However, one exception to including healthy volunteers in these studies is in trials of patients with human immunodeficiency virus (HIV). Volunteers whose condition is well-controlled with chronic antiviral therapies have been allowed to participate in early clinical trials of gene therapies intended to treat HIV because of the strong desire to find a cure. Importantly, there are ethical considerations associated with enrolling HIV-positive but otherwise healthy volunteers, and these considerations must be reassessed as the technology advances.

Not a one-size-fits-all: The study population must be customized

Sponsors should also understand that the study population for a gene therapy early-phase trialmust be customized for the specific development program. The FDA recommends that the sponsor’s research team discuss evaluation and selection of prospective participants with OTAT during the planning phase. The agency is committed to expediting gene therapy development to help drug and device companies speed innovative products to market and address the significant unmet medical needs of patients living with rare diseases.

It all comes down to these core principles

When selecting the study population for a gene therapy early-phase trial, the two key principles that sponsors should observe are optimizing benefit-risk and considering the patients’ ability to provide informed consent. The population must also be customized for the specific development program. The FDA’s OTAT office at CBER is available to support product development stakeholders and researchers with regulatory information to advance promising new treatments and accelerate time-to-market.

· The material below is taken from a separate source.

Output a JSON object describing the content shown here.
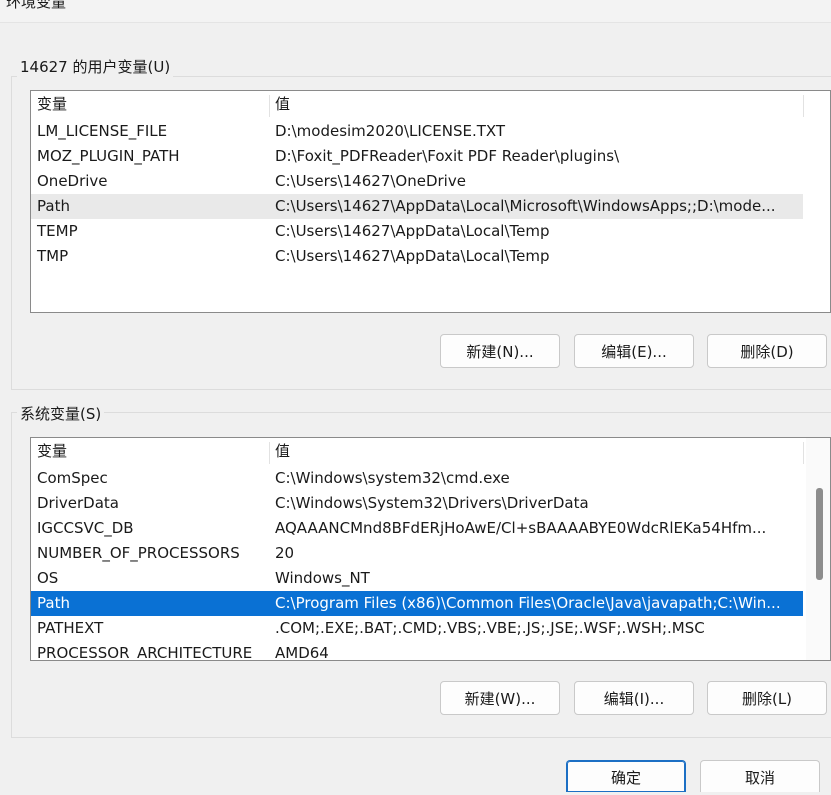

Partnering with a CRO that has experience in the end-to-end development of both rare diseases and cell and gene therapy (CGT) products can give biotech innovators a head start in clinical trial planning. At Premier Research, our expertise encompasses more than 240 rare disease and more than 95 CGT projects across multiple indications and treatment modalities in just the past 5 years. To learn more about how we can help at every stage of CGT product development, contact us.

[1] National Institutes of Health (NIH) Genetic and Rare Diseases (GARD) Information Center. Accessed August 14, 2023. Available at

[2] National Organization for Rare Disorders. Rare Disease Facts & Statistics. Accessed June 26, 2023. Available at